Ford Is a Buy, GM Is a Hold, Says Contrarian Auto Analyst
DETROIT (TheStreet) --S&P Capital IQ analyst Efraim Levy is taking a contrarian view, picking Ford
Jim Cramer said Monday to buy GM because of the lack of clarity regarding the future of Ford celebrity CEO Alan Mulally. UBS analyst Colin Langan recently picked Ford over GM because, he said, GM is now benefiting from introduction of its 2014 Silverado.
GM shares lately have benefited from the perception gap. Shares are up 34% this year and down 0.36% over the past five days. Shares closed Wednesday at $16.62, up 57 cents. Ford shares are up 28% for the year and down 2.41% over the past five days. Shares closed Wednesday at $16.62, up 6 cents.
On Tuesday, GM said its November sales rose 13.7%, while Ford November sales rose 7%. Ford said it will cut production from 784,000 to 770,000 through March to better match inventory to demand. Ford shares fell 3% on Tuesday, while GM shares fell 2%.
Nevertheless, in notes issued after sales figures were released on Tuesday, Levy rated Ford a buy and GM a hold. For Ford, he raised his full-year earnings estimates to $1.67 a share in 2013 and $1.92 in 2014, "including the impact of Ford's expectations for lower Q1 vehicle production." He left his target price at $19, 10 times his EPS estimate.
For GM, Levy left his target price at $39. He wrote that is "concerned about rising vehicle inventories." GM said its inventory increased to 96 days, while Ford's grew to 89 days.
In an interview, Levy said the two automakers have "a lot of similarities and both benefit from U.S. growth and global growth." But he noted that in determining his ratings, his first concern is valuation. He said GM is nearly at his $39 target price, while Ford has not reached his $19 target; the prices are based on earnings estimates.

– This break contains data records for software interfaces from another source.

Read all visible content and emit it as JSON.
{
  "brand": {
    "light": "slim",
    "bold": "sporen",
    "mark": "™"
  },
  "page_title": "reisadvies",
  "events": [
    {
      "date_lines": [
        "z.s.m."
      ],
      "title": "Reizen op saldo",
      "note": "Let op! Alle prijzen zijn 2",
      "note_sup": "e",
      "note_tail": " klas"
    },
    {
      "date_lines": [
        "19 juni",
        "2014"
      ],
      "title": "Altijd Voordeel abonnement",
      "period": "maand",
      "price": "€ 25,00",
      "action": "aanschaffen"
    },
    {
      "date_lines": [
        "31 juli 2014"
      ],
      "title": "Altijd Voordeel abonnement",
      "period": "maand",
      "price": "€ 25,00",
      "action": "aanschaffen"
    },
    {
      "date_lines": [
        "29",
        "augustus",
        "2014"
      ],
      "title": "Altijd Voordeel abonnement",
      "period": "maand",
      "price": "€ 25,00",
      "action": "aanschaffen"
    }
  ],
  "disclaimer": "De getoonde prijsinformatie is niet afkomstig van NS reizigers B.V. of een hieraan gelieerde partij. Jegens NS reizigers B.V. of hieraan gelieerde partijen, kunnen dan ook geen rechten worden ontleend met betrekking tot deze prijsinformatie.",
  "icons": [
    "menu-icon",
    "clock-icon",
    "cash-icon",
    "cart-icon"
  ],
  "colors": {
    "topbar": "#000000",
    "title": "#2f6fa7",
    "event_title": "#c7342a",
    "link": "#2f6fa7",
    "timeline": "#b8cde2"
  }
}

Moreover, Levy said he discounts the speculation that Mulally could leave for Microsoft
Levy noted that on Tuesday he raised his Ford estimate by 4 cents for 2013 and by 7 cents for 2014. He said he might have raised it more but for the announcement of production cuts. "I do buy into the concept of not devaluing a brand by producing too much," he said. In the short-term, however, reduced production means fewer vehicles to sell to dealers.